An exact copy of the lines from the one containing "Enumerate this screenshot's" through the last line below is required; include both of those lines and no others.

═════ GIVEN ENTRIES ═════

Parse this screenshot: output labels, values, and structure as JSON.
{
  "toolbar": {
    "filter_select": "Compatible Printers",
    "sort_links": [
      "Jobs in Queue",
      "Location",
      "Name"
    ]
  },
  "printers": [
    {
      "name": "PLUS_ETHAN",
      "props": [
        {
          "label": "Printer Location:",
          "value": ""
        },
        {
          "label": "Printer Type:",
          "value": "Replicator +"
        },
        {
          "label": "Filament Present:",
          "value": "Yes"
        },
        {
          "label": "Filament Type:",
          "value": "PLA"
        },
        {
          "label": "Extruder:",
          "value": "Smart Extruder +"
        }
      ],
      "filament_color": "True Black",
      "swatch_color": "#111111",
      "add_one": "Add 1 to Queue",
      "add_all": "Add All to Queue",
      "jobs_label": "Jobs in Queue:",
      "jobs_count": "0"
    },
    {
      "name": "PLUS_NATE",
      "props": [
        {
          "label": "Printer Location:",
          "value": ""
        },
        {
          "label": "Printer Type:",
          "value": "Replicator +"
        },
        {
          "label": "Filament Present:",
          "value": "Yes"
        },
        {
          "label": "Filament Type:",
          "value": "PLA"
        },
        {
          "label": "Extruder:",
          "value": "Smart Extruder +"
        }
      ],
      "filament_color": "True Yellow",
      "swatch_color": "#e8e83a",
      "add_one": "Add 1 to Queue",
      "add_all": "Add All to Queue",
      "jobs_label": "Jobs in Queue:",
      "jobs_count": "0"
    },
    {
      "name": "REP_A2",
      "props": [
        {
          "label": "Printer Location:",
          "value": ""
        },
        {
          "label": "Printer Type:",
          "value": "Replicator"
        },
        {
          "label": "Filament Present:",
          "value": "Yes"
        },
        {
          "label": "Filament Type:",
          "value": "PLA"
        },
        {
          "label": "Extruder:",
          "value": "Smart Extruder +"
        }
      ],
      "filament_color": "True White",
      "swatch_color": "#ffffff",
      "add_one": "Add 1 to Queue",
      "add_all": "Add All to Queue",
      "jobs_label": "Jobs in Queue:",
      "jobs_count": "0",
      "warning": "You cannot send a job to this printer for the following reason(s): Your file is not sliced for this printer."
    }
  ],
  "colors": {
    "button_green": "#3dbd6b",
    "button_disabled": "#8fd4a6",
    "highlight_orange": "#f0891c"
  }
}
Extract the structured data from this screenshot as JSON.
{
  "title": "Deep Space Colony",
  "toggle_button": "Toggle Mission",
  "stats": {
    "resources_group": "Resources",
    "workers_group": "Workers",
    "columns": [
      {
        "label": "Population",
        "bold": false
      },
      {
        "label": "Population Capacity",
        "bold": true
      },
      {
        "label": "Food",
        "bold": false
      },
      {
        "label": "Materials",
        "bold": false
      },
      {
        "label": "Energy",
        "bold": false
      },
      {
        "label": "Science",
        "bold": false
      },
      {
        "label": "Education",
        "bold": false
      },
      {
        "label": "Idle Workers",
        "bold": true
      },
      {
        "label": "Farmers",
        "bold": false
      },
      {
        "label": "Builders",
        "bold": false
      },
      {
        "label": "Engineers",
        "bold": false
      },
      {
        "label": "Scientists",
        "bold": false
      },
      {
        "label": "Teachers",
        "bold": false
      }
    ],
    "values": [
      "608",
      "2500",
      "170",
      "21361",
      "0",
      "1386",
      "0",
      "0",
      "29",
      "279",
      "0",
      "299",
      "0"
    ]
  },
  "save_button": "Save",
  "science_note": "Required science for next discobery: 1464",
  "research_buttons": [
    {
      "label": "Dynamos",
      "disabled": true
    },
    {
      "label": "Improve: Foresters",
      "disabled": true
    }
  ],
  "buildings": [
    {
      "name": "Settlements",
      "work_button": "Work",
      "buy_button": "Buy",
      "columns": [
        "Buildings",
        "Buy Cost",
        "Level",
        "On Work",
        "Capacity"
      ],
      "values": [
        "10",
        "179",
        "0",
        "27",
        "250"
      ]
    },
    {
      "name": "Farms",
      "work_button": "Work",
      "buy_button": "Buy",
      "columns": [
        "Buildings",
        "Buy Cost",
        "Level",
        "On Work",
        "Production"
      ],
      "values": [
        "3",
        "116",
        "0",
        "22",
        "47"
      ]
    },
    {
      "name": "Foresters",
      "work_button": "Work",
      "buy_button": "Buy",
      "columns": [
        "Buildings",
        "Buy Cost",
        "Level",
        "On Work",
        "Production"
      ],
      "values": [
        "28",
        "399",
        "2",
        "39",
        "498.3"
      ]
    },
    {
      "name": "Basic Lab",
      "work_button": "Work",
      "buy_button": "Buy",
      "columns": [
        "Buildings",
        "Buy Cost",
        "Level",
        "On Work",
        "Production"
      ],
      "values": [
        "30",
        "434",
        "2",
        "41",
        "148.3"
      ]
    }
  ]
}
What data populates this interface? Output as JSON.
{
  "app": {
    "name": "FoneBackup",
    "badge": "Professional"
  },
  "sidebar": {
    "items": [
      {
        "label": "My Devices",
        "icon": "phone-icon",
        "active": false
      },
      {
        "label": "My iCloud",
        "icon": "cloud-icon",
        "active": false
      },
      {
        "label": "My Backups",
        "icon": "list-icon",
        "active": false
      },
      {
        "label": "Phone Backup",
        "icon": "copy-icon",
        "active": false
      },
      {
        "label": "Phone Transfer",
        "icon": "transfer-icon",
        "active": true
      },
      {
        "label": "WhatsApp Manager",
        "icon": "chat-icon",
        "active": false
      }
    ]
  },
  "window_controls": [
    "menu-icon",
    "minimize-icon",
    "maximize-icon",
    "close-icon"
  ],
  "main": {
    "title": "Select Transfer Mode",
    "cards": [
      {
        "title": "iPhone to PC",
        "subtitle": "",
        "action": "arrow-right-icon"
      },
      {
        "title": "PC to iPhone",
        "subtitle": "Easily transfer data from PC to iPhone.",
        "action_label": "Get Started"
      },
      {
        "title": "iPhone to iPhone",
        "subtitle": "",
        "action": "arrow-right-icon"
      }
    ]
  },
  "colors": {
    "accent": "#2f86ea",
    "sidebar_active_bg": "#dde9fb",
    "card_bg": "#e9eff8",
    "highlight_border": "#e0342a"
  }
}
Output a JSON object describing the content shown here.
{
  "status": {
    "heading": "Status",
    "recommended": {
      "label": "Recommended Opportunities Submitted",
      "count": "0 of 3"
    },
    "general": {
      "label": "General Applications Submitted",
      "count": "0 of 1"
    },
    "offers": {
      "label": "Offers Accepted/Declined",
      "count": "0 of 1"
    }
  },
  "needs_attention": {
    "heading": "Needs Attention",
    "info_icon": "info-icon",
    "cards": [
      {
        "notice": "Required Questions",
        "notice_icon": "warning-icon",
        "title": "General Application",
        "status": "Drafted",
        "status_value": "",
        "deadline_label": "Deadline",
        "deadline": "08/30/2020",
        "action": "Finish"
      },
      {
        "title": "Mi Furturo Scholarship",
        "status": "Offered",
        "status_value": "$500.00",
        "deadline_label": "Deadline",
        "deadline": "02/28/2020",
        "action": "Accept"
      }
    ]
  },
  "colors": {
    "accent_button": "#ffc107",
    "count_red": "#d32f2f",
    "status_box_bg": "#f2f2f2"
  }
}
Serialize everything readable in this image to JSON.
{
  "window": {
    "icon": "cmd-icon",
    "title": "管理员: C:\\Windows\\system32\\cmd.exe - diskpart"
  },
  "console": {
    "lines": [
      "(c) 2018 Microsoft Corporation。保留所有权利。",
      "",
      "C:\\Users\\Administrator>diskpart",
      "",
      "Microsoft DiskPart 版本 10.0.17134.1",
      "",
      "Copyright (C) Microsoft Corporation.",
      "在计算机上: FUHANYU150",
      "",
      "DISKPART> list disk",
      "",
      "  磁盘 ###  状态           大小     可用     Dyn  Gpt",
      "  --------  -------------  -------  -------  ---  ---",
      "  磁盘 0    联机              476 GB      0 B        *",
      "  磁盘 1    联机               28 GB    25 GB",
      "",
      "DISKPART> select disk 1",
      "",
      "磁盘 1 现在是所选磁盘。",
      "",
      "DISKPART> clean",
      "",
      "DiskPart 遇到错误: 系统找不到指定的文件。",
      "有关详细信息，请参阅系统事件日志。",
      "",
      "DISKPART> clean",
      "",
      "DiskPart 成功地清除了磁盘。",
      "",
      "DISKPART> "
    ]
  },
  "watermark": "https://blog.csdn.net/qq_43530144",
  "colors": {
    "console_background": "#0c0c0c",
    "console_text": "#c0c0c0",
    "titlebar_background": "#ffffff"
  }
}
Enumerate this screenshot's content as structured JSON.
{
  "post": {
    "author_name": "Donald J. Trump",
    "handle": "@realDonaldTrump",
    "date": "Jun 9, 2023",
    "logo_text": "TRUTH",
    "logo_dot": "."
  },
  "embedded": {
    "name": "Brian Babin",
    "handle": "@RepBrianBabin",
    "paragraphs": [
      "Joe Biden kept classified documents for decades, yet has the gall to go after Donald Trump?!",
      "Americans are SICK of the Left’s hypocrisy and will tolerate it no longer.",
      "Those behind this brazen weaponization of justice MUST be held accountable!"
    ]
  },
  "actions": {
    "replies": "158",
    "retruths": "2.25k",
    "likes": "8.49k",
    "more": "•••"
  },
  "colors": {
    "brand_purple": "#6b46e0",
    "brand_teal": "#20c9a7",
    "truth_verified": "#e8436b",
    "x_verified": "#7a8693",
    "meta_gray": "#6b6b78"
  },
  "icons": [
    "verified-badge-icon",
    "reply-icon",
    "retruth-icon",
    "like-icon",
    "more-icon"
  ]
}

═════

→ RESPONSE TO THE TASK:
Enumerate this screenshot's content as structured JSON.
{
  "post": {
    "author_name": "Donald J. Trump",
    "handle": "@realDonaldTrump",
    "date": "Jun 9, 2023",
    "logo_text": "TRUTH",
    "logo_dot": "."
  },
  "embedded": {
    "name": "Brian Babin",
    "handle": "@RepBrianBabin",
    "paragraphs": [
      "Joe Biden kept classified documents for decades, yet has the gall to go after Donald Trump?!",
      "Americans are SICK of the Left’s hypocrisy and will tolerate it no longer.",
      "Those behind this brazen weaponization of justice MUST be held accountable!"
    ]
  },
  "actions": {
    "replies": "158",
    "retruths": "2.25k",
    "likes": "8.49k",
    "more": "•••"
  },
  "colors": {
    "brand_purple": "#6b46e0",
    "brand_teal": "#20c9a7",
    "truth_verified": "#e8436b",
    "x_verified": "#7a8693",
    "meta_gray": "#6b6b78"
  },
  "icons": [
    "verified-badge-icon",
    "reply-icon",
    "retruth-icon",
    "like-icon",
    "more-icon"
  ]
}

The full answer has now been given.